§ **Task statement**: Return all of the material that follows, keeping each line exactly as it is.

§ **Information given**:
>>>>>
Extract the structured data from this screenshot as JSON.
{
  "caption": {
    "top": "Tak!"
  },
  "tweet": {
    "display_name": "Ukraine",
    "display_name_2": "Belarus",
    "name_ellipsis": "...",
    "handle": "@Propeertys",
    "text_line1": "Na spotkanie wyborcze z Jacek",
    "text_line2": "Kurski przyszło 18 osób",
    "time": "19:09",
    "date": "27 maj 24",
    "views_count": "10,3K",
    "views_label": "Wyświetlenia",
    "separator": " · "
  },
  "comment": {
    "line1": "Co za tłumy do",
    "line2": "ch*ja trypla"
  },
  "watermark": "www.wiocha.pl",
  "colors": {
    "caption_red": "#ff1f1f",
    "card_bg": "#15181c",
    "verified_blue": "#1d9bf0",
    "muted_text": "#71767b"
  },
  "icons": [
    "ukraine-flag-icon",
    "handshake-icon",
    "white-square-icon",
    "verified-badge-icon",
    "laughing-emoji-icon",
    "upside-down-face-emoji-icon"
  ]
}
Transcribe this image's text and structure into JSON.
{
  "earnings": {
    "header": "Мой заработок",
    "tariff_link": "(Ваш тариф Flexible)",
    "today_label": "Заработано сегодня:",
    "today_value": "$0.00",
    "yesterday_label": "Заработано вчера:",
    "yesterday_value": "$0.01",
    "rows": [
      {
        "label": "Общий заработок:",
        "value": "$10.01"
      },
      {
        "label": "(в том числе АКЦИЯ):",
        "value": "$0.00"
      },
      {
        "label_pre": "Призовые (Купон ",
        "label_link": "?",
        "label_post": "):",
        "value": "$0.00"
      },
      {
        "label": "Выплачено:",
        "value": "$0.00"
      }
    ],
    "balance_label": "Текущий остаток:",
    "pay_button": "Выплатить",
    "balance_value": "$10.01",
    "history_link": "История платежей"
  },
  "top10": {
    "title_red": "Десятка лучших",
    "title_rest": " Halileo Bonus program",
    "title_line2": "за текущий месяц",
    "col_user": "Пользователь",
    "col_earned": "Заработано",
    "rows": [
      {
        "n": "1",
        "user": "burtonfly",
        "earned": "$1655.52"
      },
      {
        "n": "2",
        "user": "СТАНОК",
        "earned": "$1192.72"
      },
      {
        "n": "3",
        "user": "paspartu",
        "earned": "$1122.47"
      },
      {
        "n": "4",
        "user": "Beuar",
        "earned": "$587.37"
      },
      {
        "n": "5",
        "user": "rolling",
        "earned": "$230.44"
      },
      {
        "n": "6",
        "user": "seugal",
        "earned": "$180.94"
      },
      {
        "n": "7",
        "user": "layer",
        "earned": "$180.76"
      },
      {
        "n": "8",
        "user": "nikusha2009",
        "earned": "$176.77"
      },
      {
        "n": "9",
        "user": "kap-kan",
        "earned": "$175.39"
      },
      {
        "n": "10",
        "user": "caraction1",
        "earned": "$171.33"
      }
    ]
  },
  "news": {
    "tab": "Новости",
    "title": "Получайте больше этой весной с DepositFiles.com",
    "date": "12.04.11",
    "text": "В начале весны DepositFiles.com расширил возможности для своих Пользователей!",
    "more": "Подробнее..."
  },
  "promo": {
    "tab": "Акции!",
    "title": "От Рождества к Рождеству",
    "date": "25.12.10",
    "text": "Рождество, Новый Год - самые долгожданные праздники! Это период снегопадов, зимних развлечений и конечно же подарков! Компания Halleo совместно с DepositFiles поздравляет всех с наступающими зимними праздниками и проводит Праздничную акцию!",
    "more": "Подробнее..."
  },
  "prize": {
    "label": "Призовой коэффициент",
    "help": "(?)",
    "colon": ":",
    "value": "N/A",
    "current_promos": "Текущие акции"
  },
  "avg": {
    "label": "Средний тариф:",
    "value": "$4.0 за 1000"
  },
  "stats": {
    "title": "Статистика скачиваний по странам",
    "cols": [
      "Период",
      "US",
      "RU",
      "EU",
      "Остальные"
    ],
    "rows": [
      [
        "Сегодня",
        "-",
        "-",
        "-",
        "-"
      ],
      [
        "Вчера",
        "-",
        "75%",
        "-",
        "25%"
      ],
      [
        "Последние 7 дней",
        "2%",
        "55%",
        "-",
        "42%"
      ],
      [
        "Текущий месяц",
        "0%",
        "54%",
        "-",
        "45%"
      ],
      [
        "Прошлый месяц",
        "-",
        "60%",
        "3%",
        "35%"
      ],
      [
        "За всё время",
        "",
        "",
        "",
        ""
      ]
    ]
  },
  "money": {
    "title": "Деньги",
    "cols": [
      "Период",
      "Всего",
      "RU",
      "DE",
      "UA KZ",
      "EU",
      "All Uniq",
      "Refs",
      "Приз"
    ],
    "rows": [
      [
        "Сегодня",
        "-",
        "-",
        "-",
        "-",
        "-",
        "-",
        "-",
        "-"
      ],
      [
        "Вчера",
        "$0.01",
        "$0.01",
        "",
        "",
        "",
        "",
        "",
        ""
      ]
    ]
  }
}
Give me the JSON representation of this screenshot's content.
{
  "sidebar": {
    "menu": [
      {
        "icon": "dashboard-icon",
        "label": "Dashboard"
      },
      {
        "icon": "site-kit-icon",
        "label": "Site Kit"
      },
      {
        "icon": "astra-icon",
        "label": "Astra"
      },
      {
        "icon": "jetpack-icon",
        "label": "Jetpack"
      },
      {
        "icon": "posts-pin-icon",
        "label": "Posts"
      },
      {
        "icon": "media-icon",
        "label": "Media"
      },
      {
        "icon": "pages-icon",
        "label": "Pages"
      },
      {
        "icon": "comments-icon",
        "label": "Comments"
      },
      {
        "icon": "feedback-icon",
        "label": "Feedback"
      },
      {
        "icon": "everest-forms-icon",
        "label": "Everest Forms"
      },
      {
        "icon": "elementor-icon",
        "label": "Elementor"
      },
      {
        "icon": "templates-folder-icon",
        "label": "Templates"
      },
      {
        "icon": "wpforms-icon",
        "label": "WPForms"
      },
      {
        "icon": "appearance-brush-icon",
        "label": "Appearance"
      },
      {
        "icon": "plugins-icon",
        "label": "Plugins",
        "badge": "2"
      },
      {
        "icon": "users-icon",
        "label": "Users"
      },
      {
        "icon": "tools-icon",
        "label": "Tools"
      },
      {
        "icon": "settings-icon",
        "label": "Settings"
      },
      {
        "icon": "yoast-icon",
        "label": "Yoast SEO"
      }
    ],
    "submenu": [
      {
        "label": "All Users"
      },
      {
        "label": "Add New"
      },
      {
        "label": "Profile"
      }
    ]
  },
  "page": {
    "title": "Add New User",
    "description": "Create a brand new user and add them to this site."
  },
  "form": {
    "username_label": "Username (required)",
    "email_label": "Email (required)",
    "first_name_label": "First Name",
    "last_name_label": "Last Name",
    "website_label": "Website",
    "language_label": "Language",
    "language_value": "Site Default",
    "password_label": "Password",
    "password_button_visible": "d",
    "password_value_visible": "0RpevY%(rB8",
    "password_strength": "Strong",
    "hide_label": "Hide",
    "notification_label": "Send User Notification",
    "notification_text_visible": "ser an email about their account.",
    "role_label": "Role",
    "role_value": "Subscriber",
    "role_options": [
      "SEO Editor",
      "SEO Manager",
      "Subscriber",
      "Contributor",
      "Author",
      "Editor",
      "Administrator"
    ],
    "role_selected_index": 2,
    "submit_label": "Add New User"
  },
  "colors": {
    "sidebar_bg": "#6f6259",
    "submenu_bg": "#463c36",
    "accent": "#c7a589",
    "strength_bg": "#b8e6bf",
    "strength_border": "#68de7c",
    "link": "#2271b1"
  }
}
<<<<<
§ **Exercise result**:
Extract the structured data from this screenshot as JSON.
{
  "caption": {
    "top": "Tak!"
  },
  "tweet": {
    "display_name": "Ukraine",
    "display_name_2": "Belarus",
    "name_ellipsis": "...",
    "handle": "@Propeertys",
    "text_line1": "Na spotkanie wyborcze z Jacek",
    "text_line2": "Kurski przyszło 18 osób",
    "time": "19:09",
    "date": "27 maj 24",
    "views_count": "10,3K",
    "views_label": "Wyświetlenia",
    "separator": " · "
  },
  "comment": {
    "line1": "Co za tłumy do",
    "line2": "ch*ja trypla"
  },
  "watermark": "www.wiocha.pl",
  "colors": {
    "caption_red": "#ff1f1f",
    "card_bg": "#15181c",
    "verified_blue": "#1d9bf0",
    "muted_text": "#71767b"
  },
  "icons": [
    "ukraine-flag-icon",
    "handshake-icon",
    "white-square-icon",
    "verified-badge-icon",
    "laughing-emoji-icon",
    "upside-down-face-emoji-icon"
  ]
}
Transcribe this image's text and structure into JSON.
{
  "earnings": {
    "header": "Мой заработок",
    "tariff_link": "(Ваш тариф Flexible)",
    "today_label": "Заработано сегодня:",
    "today_value": "$0.00",
    "yesterday_label": "Заработано вчера:",
    "yesterday_value": "$0.01",
    "rows": [
      {
        "label": "Общий заработок:",
        "value": "$10.01"
      },
      {
        "label": "(в том числе АКЦИЯ):",
        "value": "$0.00"
      },
      {
        "label_pre": "Призовые (Купон ",
        "label_link": "?",
        "label_post": "):",
        "value": "$0.00"
      },
      {
        "label": "Выплачено:",
        "value": "$0.00"
      }
    ],
    "balance_label": "Текущий остаток:",
    "pay_button": "Выплатить",
    "balance_value": "$10.01",
    "history_link": "История платежей"
  },
  "top10": {
    "title_red": "Десятка лучших",
    "title_rest": " Halileo Bonus program",
    "title_line2": "за текущий месяц",
    "col_user": "Пользователь",
    "col_earned": "Заработано",
    "rows": [
      {
        "n": "1",
        "user": "burtonfly",
        "earned": "$1655.52"
      },
      {
        "n": "2",
        "user": "СТАНОК",
        "earned": "$1192.72"
      },
      {
        "n": "3",
        "user": "paspartu",
        "earned": "$1122.47"
      },
      {
        "n": "4",
        "user": "Beuar",
        "earned": "$587.37"
      },
      {
        "n": "5",
        "user": "rolling",
        "earned": "$230.44"
      },
      {
        "n": "6",
        "user": "seugal",
        "earned": "$180.94"
      },
      {
        "n": "7",
        "user": "layer",
        "earned": "$180.76"
      },
      {
        "n": "8",
        "user": "nikusha2009",
        "earned": "$176.77"
      },
      {
        "n": "9",
        "user": "kap-kan",
        "earned": "$175.39"
      },
      {
        "n": "10",
        "user": "caraction1",
        "earned": "$171.33"
      }
    ]
  },
  "news": {
    "tab": "Новости",
    "title": "Получайте больше этой весной с DepositFiles.com",
    "date": "12.04.11",
    "text": "В начале весны DepositFiles.com расширил возможности для своих Пользователей!",
    "more": "Подробнее..."
  },
  "promo": {
    "tab": "Акции!",
    "title": "От Рождества к Рождеству",
    "date": "25.12.10",
    "text": "Рождество, Новый Год - самые долгожданные праздники! Это период снегопадов, зимних развлечений и конечно же подарков! Компания Halleo совместно с DepositFiles поздравляет всех с наступающими зимними праздниками и проводит Праздничную акцию!",
    "more": "Подробнее..."
  },
  "prize": {
    "label": "Призовой коэффициент",
    "help": "(?)",
    "colon": ":",
    "value": "N/A",
    "current_promos": "Текущие акции"
  },
  "avg": {
    "label": "Средний тариф:",
    "value": "$4.0 за 1000"
  },
  "stats": {
    "title": "Статистика скачиваний по странам",
    "cols": [
      "Период",
      "US",
      "RU",
      "EU",
      "Остальные"
    ],
    "rows": [
      [
        "Сегодня",
        "-",
        "-",
        "-",
        "-"
      ],
      [
        "Вчера",
        "-",
        "75%",
        "-",
        "25%"
      ],
      [
        "Последние 7 дней",
        "2%",
        "55%",
        "-",
        "42%"
      ],
      [
        "Текущий месяц",
        "0%",
        "54%",
        "-",
        "45%"
      ],
      [
        "Прошлый месяц",
        "-",
        "60%",
        "3%",
        "35%"
      ],
      [
        "За всё время",
        "",
        "",
        "",
        ""
      ]
    ]
  },
  "money": {
    "title": "Деньги",
    "cols": [
      "Период",
      "Всего",
      "RU",
      "DE",
      "UA KZ",
      "EU",
      "All Uniq",
      "Refs",
      "Приз"
    ],
    "rows": [
      [
        "Сегодня",
        "-",
        "-",
        "-",
        "-",
        "-",
        "-",
        "-",
        "-"
      ],
      [
        "Вчера",
        "$0.01",
        "$0.01",
        "",
        "",
        "",
        "",
        "",
        ""
      ]
    ]
  }
}
Give me the JSON representation of this screenshot's content.
{
  "sidebar": {
    "menu": [
      {
        "icon": "dashboard-icon",
        "label": "Dashboard"
      },
      {
        "icon": "site-kit-icon",
        "label": "Site Kit"
      },
      {
        "icon": "astra-icon",
        "label": "Astra"
      },
      {
        "icon": "jetpack-icon",
        "label": "Jetpack"
      },
      {
        "icon": "posts-pin-icon",
        "label": "Posts"
      },
      {
        "icon": "media-icon",
        "label": "Media"
      },
      {
        "icon": "pages-icon",
        "label": "Pages"
      },
      {
        "icon": "comments-icon",
        "label": "Comments"
      },
      {
        "icon": "feedback-icon",
        "label": "Feedback"
      },
      {
        "icon": "everest-forms-icon",
        "label": "Everest Forms"
      },
      {
        "icon": "elementor-icon",
        "label": "Elementor"
      },
      {
        "icon": "templates-folder-icon",
        "label": "Templates"
      },
      {
        "icon": "wpforms-icon",
        "label": "WPForms"
      },
      {
        "icon": "appearance-brush-icon",
        "label": "Appearance"
      },
      {
        "icon": "plugins-icon",
        "label": "Plugins",
        "badge": "2"
      },
      {
        "icon": "users-icon",
        "label": "Users"
      },
      {
        "icon": "tools-icon",
        "label": "Tools"
      },
      {
        "icon": "settings-icon",
        "label": "Settings"
      },
      {
        "icon": "yoast-icon",
        "label": "Yoast SEO"
      }
    ],
    "submenu": [
      {
        "label": "All Users"
      },
      {
        "label": "Add New"
      },
      {
        "label": "Profile"
      }
    ]
  },
  "page": {
    "title": "Add New User",
    "description": "Create a brand new user and add them to this site."
  },
  "form": {
    "username_label": "Username (required)",
    "email_label": "Email (required)",
    "first_name_label": "First Name",
    "last_name_label": "Last Name",
    "website_label": "Website",
    "language_label": "Language",
    "language_value": "Site Default",
    "password_label": "Password",
    "password_button_visible": "d",
    "password_value_visible": "0RpevY%(rB8",
    "password_strength": "Strong",
    "hide_label": "Hide",
    "notification_label": "Send User Notification",
    "notification_text_visible": "ser an email about their account.",
    "role_label": "Role",
    "role_value": "Subscriber",
    "role_options": [
      "SEO Editor",
      "SEO Manager",
      "Subscriber",
      "Contributor",
      "Author",
      "Editor",
      "Administrator"
    ],
    "role_selected_index": 2,
    "submit_label": "Add New User"
  },
  "colors": {
    "sidebar_bg": "#6f6259",
    "submenu_bg": "#463c36",
    "accent": "#c7a589",
    "strength_bg": "#b8e6bf",
    "strength_border": "#68de7c",
    "link": "#2271b1"
  }
}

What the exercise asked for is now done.